Activity: For each entry below, copy the text exactly and leave out any picture.

(Stored items)

▼▼▼

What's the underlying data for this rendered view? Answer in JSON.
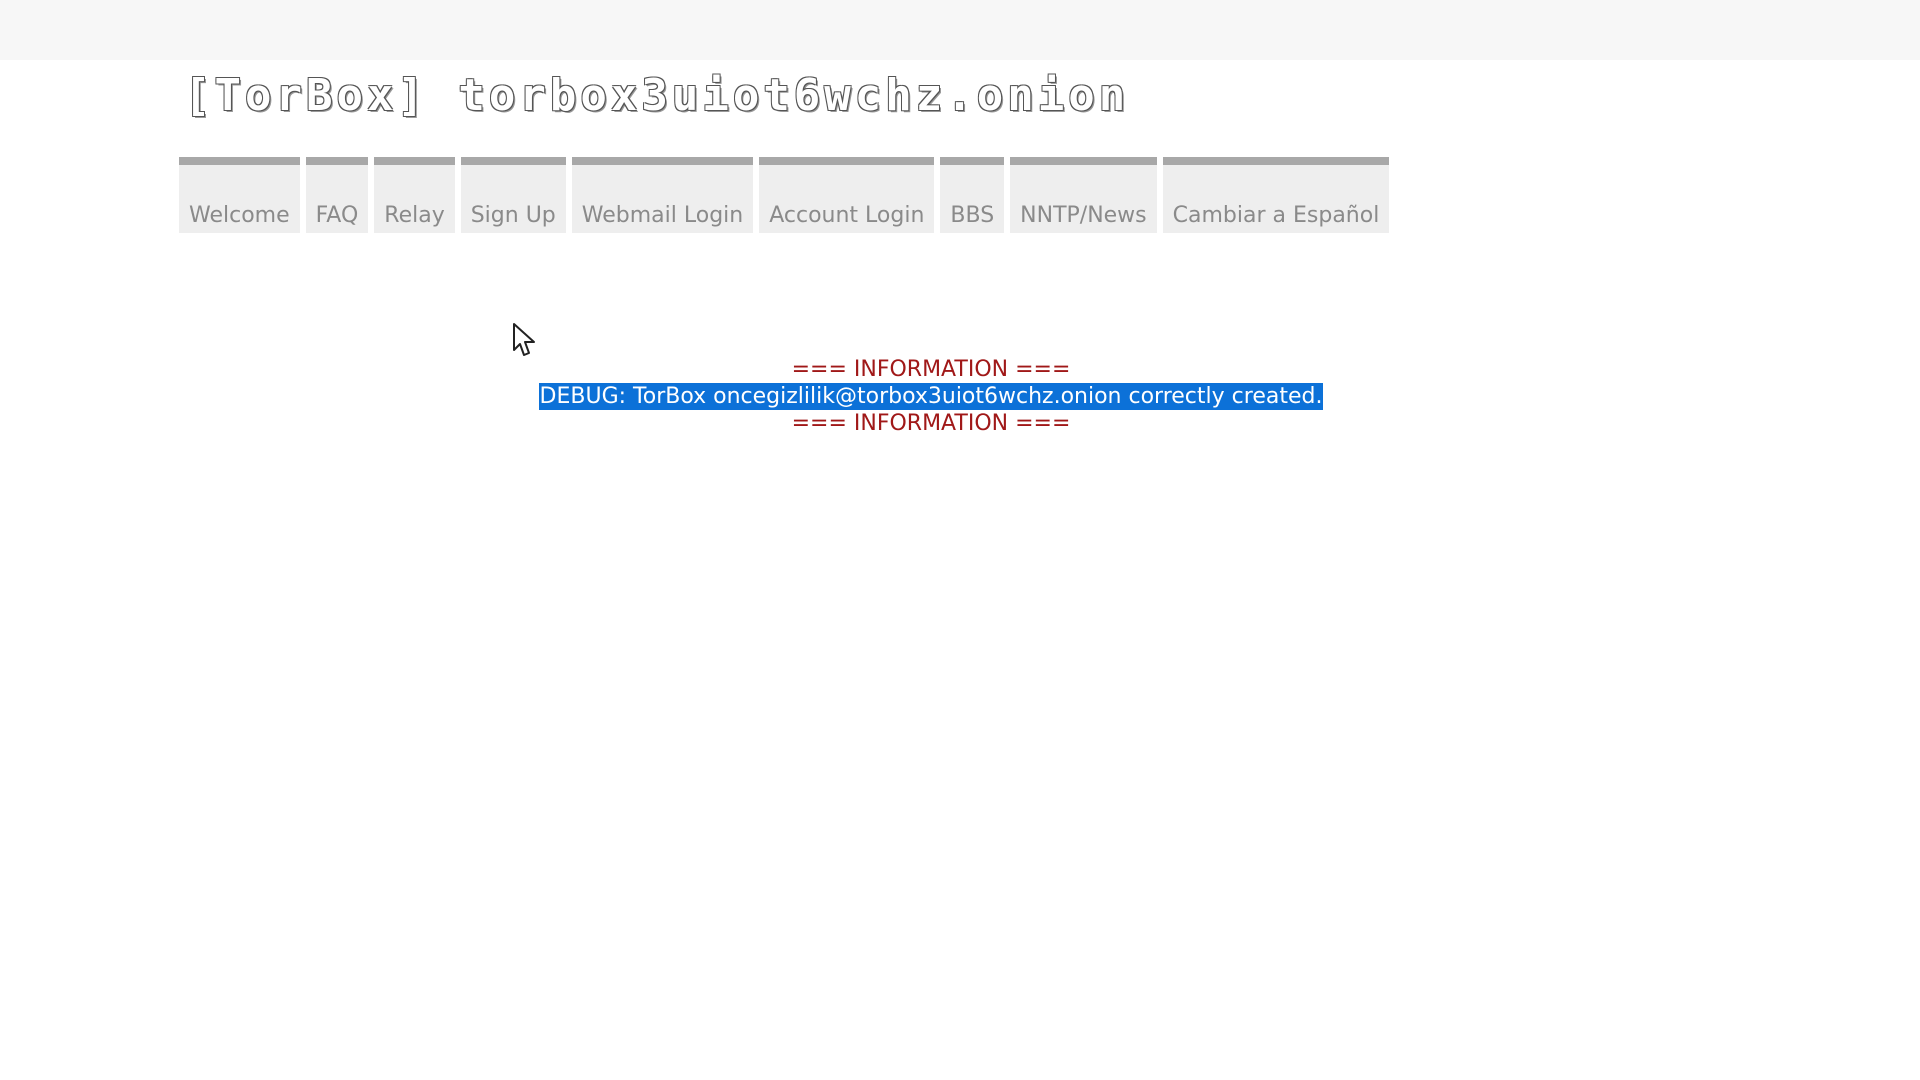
{
  "header": {
    "logo_text": "[TorBox] torbox3uiot6wchz.onion"
  },
  "nav": {
    "items": [
      {
        "label": "Welcome"
      },
      {
        "label": "FAQ"
      },
      {
        "label": "Relay"
      },
      {
        "label": "Sign Up"
      },
      {
        "label": "Webmail Login"
      },
      {
        "label": "Account Login"
      },
      {
        "label": "BBS"
      },
      {
        "label": "NNTP/News"
      },
      {
        "label": "Cambiar a Español"
      }
    ]
  },
  "message": {
    "header_line": "=== INFORMATION ===",
    "debug_text": "DEBUG: TorBox oncegizlilik@torbox3uiot6wchz.onion correctly created.",
    "footer_line": "=== INFORMATION ==="
  },
  "colors": {
    "info_text": "#a01818",
    "selection_highlight": "#0c71d8",
    "nav_background": "#eeeeee",
    "nav_top_border": "#a8a8a8"
  }
}
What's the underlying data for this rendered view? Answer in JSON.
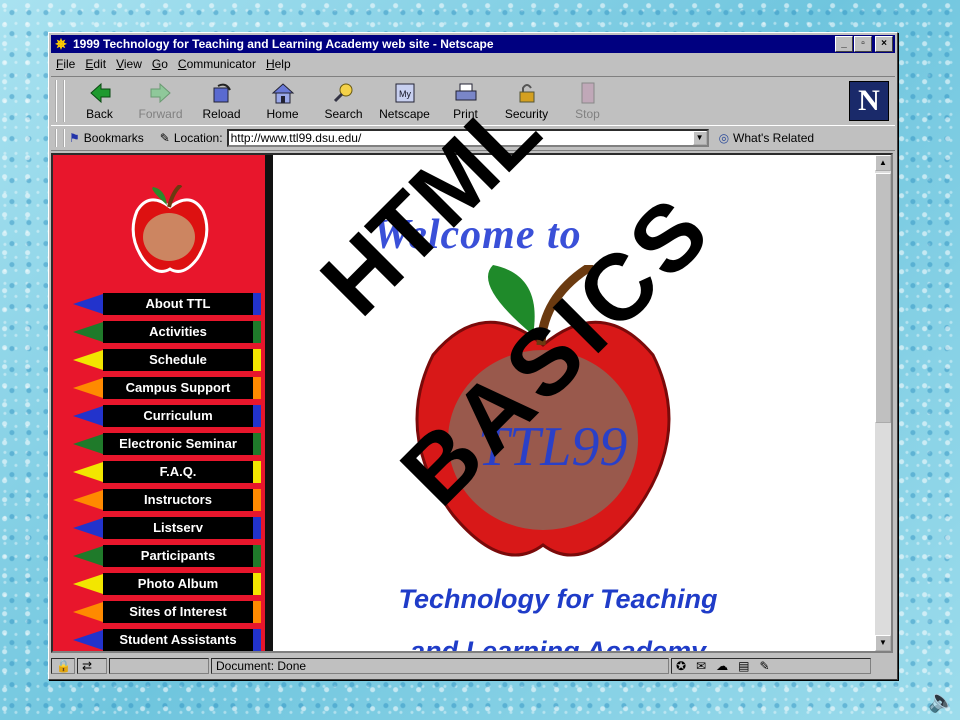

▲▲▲

The answer:
What's the underlying data for this rendered view? Answer in JSON.
{
  "header": {
    "logo_text": "[TorBox] torbox3uiot6wchz.onion"
  },
  "nav": {
    "items": [
      {
        "label": "Welcome"
      },
      {
        "label": "FAQ"
      },
      {
        "label": "Relay"
      },
      {
        "label": "Sign Up"
      },
      {
        "label": "Webmail Login"
      },
      {
        "label": "Account Login"
      },
      {
        "label": "BBS"
      },
      {
        "label": "NNTP/News"
      },
      {
        "label": "Cambiar a Español"
      }
    ]
  },
  "message": {
    "header_line": "=== INFORMATION ===",
    "debug_text": "DEBUG: TorBox oncegizlilik@torbox3uiot6wchz.onion correctly created.",
    "footer_line": "=== INFORMATION ==="
  },
  "colors": {
    "info_text": "#a01818",
    "selection_highlight": "#0c71d8",
    "nav_background": "#eeeeee",
    "nav_top_border": "#a8a8a8"
  }
}
What's the underlying data for this rendered view? Answer in JSON.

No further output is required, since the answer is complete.